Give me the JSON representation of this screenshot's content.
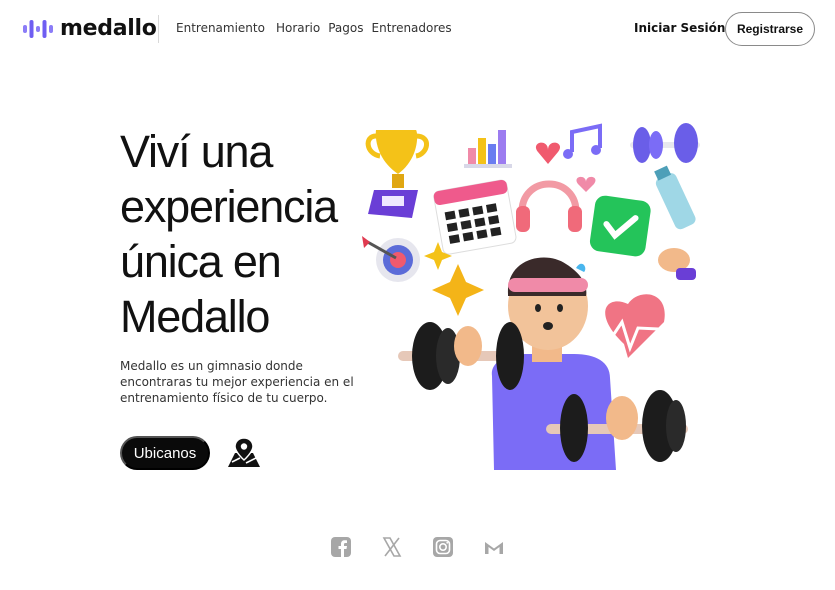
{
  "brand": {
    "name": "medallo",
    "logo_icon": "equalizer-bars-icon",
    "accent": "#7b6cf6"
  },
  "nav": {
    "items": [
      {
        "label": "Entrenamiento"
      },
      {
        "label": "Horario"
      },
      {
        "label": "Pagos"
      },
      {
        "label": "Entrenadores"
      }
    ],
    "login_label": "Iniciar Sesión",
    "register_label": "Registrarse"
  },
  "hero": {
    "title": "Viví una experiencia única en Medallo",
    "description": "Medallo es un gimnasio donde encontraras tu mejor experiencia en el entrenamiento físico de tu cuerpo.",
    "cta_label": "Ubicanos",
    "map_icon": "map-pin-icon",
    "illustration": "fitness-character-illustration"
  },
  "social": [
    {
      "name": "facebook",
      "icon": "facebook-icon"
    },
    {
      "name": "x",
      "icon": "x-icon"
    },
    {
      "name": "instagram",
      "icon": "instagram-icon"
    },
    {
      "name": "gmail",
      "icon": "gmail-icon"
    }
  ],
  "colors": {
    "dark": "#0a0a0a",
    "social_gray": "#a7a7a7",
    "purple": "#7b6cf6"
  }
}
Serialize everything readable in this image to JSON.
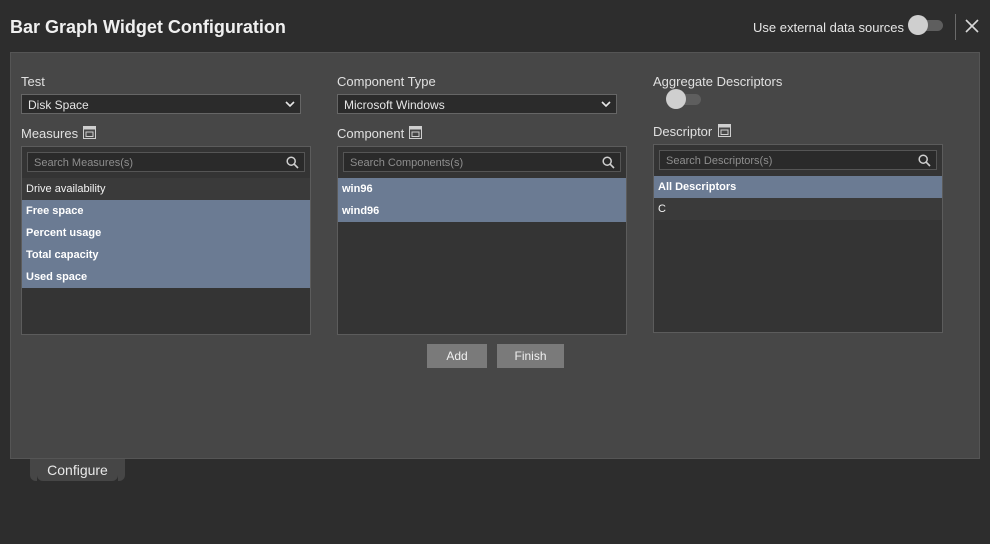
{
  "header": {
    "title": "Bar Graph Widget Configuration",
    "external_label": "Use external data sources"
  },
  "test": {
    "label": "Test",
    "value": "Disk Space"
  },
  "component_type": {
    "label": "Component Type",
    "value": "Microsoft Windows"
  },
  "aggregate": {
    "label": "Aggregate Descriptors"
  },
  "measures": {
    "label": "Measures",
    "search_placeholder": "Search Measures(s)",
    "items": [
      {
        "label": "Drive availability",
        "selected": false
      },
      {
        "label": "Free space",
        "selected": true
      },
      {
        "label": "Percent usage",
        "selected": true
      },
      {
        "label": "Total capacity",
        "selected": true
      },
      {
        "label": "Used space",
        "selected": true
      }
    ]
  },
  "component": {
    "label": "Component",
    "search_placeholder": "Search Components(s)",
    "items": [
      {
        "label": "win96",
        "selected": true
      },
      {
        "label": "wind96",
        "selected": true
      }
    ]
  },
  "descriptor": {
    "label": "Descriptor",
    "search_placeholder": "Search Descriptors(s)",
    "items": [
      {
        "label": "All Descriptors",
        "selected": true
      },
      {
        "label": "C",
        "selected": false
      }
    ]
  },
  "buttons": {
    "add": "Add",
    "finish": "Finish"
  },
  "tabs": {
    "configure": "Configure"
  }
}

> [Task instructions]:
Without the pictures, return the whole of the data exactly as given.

> [Output of the task]:
Give me the JSON representation of this screenshot's content.
{
  "brand": {
    "name": "medallo",
    "logo_icon": "equalizer-bars-icon",
    "accent": "#7b6cf6"
  },
  "nav": {
    "items": [
      {
        "label": "Entrenamiento"
      },
      {
        "label": "Horario"
      },
      {
        "label": "Pagos"
      },
      {
        "label": "Entrenadores"
      }
    ],
    "login_label": "Iniciar Sesión",
    "register_label": "Registrarse"
  },
  "hero": {
    "title": "Viví una experiencia única en Medallo",
    "description": "Medallo es un gimnasio donde encontraras tu mejor experiencia en el entrenamiento físico de tu cuerpo.",
    "cta_label": "Ubicanos",
    "map_icon": "map-pin-icon",
    "illustration": "fitness-character-illustration"
  },
  "social": [
    {
      "name": "facebook",
      "icon": "facebook-icon"
    },
    {
      "name": "x",
      "icon": "x-icon"
    },
    {
      "name": "instagram",
      "icon": "instagram-icon"
    },
    {
      "name": "gmail",
      "icon": "gmail-icon"
    }
  ],
  "colors": {
    "dark": "#0a0a0a",
    "social_gray": "#a7a7a7",
    "purple": "#7b6cf6"
  }
}
Serialize everything readable in this image to JSON.
{
  "header": {
    "title": "Bar Graph Widget Configuration",
    "external_label": "Use external data sources"
  },
  "test": {
    "label": "Test",
    "value": "Disk Space"
  },
  "component_type": {
    "label": "Component Type",
    "value": "Microsoft Windows"
  },
  "aggregate": {
    "label": "Aggregate Descriptors"
  },
  "measures": {
    "label": "Measures",
    "search_placeholder": "Search Measures(s)",
    "items": [
      {
        "label": "Drive availability",
        "selected": false
      },
      {
        "label": "Free space",
        "selected": true
      },
      {
        "label": "Percent usage",
        "selected": true
      },
      {
        "label": "Total capacity",
        "selected": true
      },
      {
        "label": "Used space",
        "selected": true
      }
    ]
  },
  "component": {
    "label": "Component",
    "search_placeholder": "Search Components(s)",
    "items": [
      {
        "label": "win96",
        "selected": true
      },
      {
        "label": "wind96",
        "selected": true
      }
    ]
  },
  "descriptor": {
    "label": "Descriptor",
    "search_placeholder": "Search Descriptors(s)",
    "items": [
      {
        "label": "All Descriptors",
        "selected": true
      },
      {
        "label": "C",
        "selected": false
      }
    ]
  },
  "buttons": {
    "add": "Add",
    "finish": "Finish"
  },
  "tabs": {
    "configure": "Configure"
  }
}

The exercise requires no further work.